“I’d have my wife and my friends take me out in the middle of the night so I could shoot photographs,” Eckert says. “Of course, they thought I was crazy, which was fine by me.”

It wasn’t the first time someone took Eckert for a nut.

Eckert was 28 when he was deemed legally blind, meaning that, from 20 feet, he could see less than what a person with perfect vision could see from 400 feet.

“At first, I freaked out,” Eckert says. “I had two immediate fears: that I wouldn’t be able to take care of myself and that I wouldn’t make any money.”

Eckert spent the next decade earning several degrees, including one each in sculpture and ceramics at the Art Institute of Boston and one in design and industry from San Francisco State. He also became a black belt in tae kwon do.
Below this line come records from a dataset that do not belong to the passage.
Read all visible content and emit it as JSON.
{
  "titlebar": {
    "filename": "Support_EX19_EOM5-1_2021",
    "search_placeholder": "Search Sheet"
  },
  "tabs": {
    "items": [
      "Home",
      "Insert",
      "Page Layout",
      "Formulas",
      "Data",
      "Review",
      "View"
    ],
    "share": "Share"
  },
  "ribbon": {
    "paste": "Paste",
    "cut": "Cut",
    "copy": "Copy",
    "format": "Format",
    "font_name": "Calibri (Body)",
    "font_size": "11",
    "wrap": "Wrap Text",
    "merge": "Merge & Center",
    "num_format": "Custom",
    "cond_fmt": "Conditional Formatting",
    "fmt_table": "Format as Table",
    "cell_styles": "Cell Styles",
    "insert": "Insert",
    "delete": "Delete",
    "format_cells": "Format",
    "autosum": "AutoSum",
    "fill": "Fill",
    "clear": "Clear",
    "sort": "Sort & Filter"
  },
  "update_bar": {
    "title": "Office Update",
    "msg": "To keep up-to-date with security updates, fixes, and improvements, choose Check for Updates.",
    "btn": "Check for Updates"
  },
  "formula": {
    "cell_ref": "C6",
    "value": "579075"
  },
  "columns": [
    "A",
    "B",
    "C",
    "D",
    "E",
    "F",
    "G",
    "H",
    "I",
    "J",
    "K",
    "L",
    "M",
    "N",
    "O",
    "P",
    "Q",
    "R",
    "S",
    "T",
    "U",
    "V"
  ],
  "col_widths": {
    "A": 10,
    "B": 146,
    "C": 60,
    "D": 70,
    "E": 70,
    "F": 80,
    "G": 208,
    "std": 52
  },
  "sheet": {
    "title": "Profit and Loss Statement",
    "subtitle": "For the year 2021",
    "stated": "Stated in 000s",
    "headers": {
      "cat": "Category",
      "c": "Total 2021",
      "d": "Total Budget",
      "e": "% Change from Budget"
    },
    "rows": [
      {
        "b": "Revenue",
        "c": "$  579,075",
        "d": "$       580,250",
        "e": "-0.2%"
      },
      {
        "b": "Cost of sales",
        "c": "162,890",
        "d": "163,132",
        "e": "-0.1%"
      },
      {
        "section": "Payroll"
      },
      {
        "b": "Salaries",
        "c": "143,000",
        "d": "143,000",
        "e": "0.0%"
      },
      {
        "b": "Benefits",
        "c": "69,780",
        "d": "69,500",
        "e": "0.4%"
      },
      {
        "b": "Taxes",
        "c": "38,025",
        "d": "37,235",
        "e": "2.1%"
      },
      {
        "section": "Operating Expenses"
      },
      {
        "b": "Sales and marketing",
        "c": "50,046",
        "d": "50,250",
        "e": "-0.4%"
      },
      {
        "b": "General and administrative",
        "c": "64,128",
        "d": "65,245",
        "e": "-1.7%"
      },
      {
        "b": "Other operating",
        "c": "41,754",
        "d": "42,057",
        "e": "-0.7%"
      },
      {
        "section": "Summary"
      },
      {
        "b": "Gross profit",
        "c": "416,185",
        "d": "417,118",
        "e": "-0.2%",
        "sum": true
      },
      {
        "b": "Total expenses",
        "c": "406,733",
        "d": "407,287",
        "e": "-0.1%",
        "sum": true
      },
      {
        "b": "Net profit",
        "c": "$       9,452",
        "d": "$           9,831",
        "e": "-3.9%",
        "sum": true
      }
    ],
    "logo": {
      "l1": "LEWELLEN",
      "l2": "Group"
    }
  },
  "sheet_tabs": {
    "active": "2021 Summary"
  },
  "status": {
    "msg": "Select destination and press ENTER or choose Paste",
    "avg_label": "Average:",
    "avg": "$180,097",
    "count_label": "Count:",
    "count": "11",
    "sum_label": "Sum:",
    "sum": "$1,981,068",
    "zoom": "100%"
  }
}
He was so good in the self-defense arts that he started to teach a class. When some of his students didn’t believe that he could fight at full speed, Eckert picked a few of the more experienced troublemakers in the class and scheduled a day to spar. To prepare for the match, Eckert memorized the room. He took mental notes of how sounds bounced off each corner and where light and warmth entered into his blind picture. He kicked the students’ butts.

“If I can learn this much about one room,” Eckert says he thought, “why not do the same in the rest of the world?”

Eckert implemented that idea directly into his photography. With his brain rewired in a way that light allows him to see the skeletal structure of parts of his body, Eckert says, he paints with light and navigates through touch while listening to sounds.

“Imagination fills in the details,” he says.

After completing a photo shoot, Eckert develops contact sheets, has friends give verbal feedback and then memorizes each print before choosing the final slide. Sometimes he draws on the film to add effects. He credits Time- Life Books on camera techniques and some very friendly and very patient experts at his local camera store for helping him fine-tune his craft.

He often returns to places that he frequented when he was younger and could still see well.

….. Blind photography is not a gimmick to Eckert.

“My pictures make you question the limits blind people face,” Eckert says as gallery visitors admire the work without realizing that the blind man standing nearby is the artist. “Look. I’m competing with sighted artists.”

So what’s next? Driving a car?

“No way. I only ride motorcycles,” he says seriously. “But just in my backyard.”